Over my career course as a consultant-type person, I've developed some patterns for dealing with irrational pointy-haired boss types and the technical sycophants that sometimes accompany them, and I've passed these on to friends for their own use. One has recently been used successfully and so I thought I'd document it here. Fortunately, the friend who used it also gave it the memorable name that patterns are supposed to have: "The 'Let Them Say Any Crazy Shit They Want' Mind Trick Pattern".

Here's how it works. If you disagree with someone on a technical point, and you know you are right and they are wrong (either from misunderstanding the problem, politics, underwear too tight, whatever), let them make whatever claims they want about their solution.
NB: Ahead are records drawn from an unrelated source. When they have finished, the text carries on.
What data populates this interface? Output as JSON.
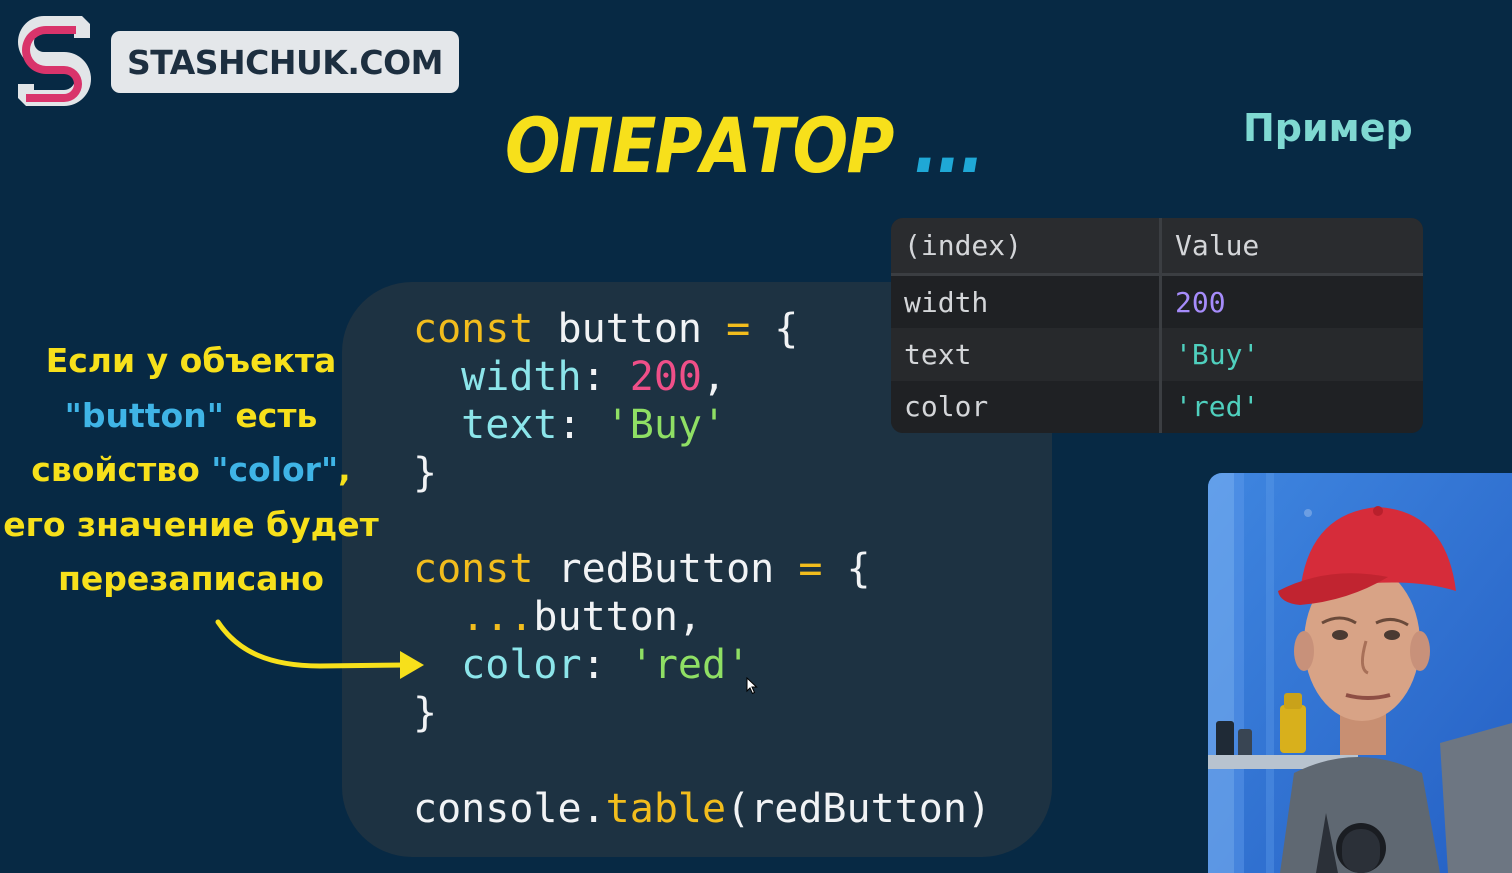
{
  "brand": {
    "name": "STASHCHUK.COM"
  },
  "slide": {
    "title": "ОПЕРАТОР",
    "title_dots": "...",
    "example_label": "Пример"
  },
  "note": {
    "line1": "Если у объекта",
    "line2_q1": "\"button\"",
    "line2_rest": " есть",
    "line3_pre": "свойство ",
    "line3_q": "\"color\"",
    "line3_post": ",",
    "line4": "его значение будет",
    "line5": "перезаписано"
  },
  "code": {
    "kw_const": "const",
    "var_button": "button",
    "var_redbutton": "redButton",
    "op_assign": "=",
    "brace_open": "{",
    "brace_close": "}",
    "prop_width": "width",
    "val_width": "200",
    "prop_text": "text",
    "val_text": "'Buy'",
    "spread": "...",
    "prop_color": "color",
    "val_color": "'red'",
    "console_obj": "console",
    "console_method": "table",
    "console_arg": "redButton"
  },
  "console_table": {
    "headers": [
      "(index)",
      "Value"
    ],
    "rows": [
      {
        "index": "width",
        "value": "200"
      },
      {
        "index": "text",
        "value": "'Buy'"
      },
      {
        "index": "color",
        "value": "'red'"
      }
    ]
  },
  "colors": {
    "background": "#072944",
    "title_yellow": "#f7e01b",
    "accent_blue": "#1fa8d6",
    "keyword": "#f2bd1d",
    "number": "#ef4f88",
    "string": "#8fdf64",
    "property": "#8ce5ea"
  }
}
The executor of the pattern calmly reminds them that his way is better for these calmly stated reasons. Let the arguer point to a phantom requirement, or phantom performance problem, or any other specious claim, and the executor remains calm and points out why his way is better. Repeat this pattern until everyone is saying that the executor's way is better. It takes quiet confidence, zen-like calm, and unshakable conviction, but it works. The recent application of this pattern by my friend (in conjunction with another pattern not of my devising) took 8 man-days but, in the end, they are doing it the right way.

This pattern only works if you are technically unassailable, and you have to concede if the arguer ever does make a salient point. However, the zen-like calm in which it is delivered still keeps lingering resentment over disagreements to a minimum. To be used sparingly in situations where nothing else seems to work and you are being asked to do something stupid for no good reason.
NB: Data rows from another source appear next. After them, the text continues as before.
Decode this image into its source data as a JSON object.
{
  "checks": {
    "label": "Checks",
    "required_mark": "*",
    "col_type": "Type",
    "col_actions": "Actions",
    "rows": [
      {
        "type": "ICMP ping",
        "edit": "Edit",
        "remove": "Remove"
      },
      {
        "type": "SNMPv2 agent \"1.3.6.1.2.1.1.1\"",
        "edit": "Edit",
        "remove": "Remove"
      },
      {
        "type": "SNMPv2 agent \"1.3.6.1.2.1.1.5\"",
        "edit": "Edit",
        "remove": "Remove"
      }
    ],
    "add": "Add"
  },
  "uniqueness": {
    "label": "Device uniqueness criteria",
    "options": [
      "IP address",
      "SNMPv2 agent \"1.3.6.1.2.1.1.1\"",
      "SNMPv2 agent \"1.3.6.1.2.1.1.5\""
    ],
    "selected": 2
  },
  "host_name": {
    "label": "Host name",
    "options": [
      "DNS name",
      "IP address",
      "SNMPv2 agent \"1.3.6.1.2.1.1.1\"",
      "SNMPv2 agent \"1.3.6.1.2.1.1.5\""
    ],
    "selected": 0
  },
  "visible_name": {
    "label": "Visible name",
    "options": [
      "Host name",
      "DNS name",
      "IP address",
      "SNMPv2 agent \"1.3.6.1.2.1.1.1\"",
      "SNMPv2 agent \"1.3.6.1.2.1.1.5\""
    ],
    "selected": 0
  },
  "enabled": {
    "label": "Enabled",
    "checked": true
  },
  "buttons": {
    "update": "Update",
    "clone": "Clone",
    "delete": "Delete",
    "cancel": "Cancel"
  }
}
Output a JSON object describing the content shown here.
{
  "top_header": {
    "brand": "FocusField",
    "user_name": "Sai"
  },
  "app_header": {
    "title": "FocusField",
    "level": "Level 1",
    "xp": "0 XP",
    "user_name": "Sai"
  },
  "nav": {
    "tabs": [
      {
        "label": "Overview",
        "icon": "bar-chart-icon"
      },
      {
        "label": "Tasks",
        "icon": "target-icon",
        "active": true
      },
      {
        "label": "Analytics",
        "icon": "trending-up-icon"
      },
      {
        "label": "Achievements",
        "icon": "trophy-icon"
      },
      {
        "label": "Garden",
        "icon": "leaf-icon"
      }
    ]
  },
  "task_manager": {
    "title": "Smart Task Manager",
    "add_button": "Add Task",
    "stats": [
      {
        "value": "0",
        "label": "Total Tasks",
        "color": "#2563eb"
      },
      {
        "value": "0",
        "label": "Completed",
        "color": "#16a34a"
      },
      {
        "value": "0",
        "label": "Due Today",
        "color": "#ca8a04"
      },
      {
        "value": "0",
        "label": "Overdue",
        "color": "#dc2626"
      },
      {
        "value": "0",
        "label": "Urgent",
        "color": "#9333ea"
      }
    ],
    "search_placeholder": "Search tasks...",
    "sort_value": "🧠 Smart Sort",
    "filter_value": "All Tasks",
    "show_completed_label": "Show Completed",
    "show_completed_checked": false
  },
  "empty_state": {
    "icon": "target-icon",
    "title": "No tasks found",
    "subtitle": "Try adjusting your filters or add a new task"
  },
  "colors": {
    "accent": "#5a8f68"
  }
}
Monday, May 09, 2005

Hedonic Adaptation

Have you ever noticed that you are just one more gadget away from pure technology bliss? If only I could get the newest back-lit, bluetooth, high resolution, 64 Mb turnip twaddler, I wouldn't ever need another gadget. But a funny thing happens a week after you get back from the electronics, you need something else. I had recognized this pattern in myself, but recently discovered that, not only am I not the only one, but psychologists have named this: hedonic adaptation. This comes from studies of happiness. For example, lottery winners, right after they win, report that they are very happy. However, they quickly adapt, and, after a while, their sense of happiness and well being returns to their pre-winning levels. The same is true for technological innovations. No matter how dramatically a bit of technology improves our lives, we quickly take it for granted and start looking for the next thing. This helps explain why people in 2000 were not measurably happier than those in 1900, even though technology has made our lives astoundingly easier.
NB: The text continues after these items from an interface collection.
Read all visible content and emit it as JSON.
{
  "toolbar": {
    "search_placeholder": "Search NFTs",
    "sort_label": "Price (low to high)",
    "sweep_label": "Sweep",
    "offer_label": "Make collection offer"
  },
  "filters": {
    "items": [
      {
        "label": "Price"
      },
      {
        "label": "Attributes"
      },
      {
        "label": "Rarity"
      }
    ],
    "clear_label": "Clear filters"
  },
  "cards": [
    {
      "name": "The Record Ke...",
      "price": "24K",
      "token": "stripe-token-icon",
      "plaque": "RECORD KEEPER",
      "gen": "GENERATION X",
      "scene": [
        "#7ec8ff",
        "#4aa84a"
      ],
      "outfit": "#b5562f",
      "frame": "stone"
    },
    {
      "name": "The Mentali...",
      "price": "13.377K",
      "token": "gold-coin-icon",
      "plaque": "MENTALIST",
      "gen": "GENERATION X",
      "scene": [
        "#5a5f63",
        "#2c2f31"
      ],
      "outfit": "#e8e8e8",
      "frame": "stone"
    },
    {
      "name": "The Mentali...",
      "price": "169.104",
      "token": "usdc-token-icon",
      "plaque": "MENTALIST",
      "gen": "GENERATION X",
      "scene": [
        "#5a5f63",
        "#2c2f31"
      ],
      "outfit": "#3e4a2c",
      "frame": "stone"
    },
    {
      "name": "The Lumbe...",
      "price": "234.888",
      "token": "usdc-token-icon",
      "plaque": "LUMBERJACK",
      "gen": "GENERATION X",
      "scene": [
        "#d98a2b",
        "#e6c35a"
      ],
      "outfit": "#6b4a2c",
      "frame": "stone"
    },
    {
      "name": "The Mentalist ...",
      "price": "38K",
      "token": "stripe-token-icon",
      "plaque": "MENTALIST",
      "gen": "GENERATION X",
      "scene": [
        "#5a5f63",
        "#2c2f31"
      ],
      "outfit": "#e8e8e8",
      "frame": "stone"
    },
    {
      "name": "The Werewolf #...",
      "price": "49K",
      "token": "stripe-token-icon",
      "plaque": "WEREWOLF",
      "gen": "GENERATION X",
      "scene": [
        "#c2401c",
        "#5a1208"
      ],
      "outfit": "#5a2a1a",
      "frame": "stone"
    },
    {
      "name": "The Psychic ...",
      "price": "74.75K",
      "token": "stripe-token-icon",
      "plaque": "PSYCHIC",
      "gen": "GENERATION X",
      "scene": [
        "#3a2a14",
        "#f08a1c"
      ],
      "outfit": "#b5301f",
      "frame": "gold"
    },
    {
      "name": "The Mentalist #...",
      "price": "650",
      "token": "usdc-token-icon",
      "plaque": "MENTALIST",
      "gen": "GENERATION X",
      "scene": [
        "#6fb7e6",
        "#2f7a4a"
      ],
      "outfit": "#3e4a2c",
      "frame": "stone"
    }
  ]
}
For more information about this, check out this fascinating article Technology and Happiness in Technology Review. And, as much as it seems like it, that new Powerbook with Tiger on it won't make you blissfully happy...Well, maybe just a little. I'm willing to try.

Tuesday, May 03, 2005

Test-first Mine Sweeper

I don't play many games on computers (too much other stuff to do). So, some of you will be shocked and mortified that I only recently discovered that, in Minesweeper, if you both-button click on a number, it will either highlight the un-clicked cells adjacent to it or go ahead and uncover cells that you would know are already mine-free. It's harder to explain than to do it. Some of you can't believe that anyone that has been using Windows for better than 10 years is just now finding this out, and the others can't figure out what I'm talking about. For those who don't know, dash over and try it...I'll wait.

Back? OK, here's the thing. When I do test-first development, I write the test and go ahead and run it, knowing full well that it will fail. It's sort of a Zen thing, I guess. I know that it takes a little more time, but it's part of the satisfaction of seeing it fail then succeed shortly afterwards. Even this isn't so unusual.

I've found that I do the same thing when I play (what is to me) the New and Improved Minesweeper -- I do test-first clicking. Even if I know that there is only one possible uncovered cell nearby that this number can reach, I still double-button click on it to satisfy myself that it is the only one. It's test-first Mine Sweeper.

I really should get out more.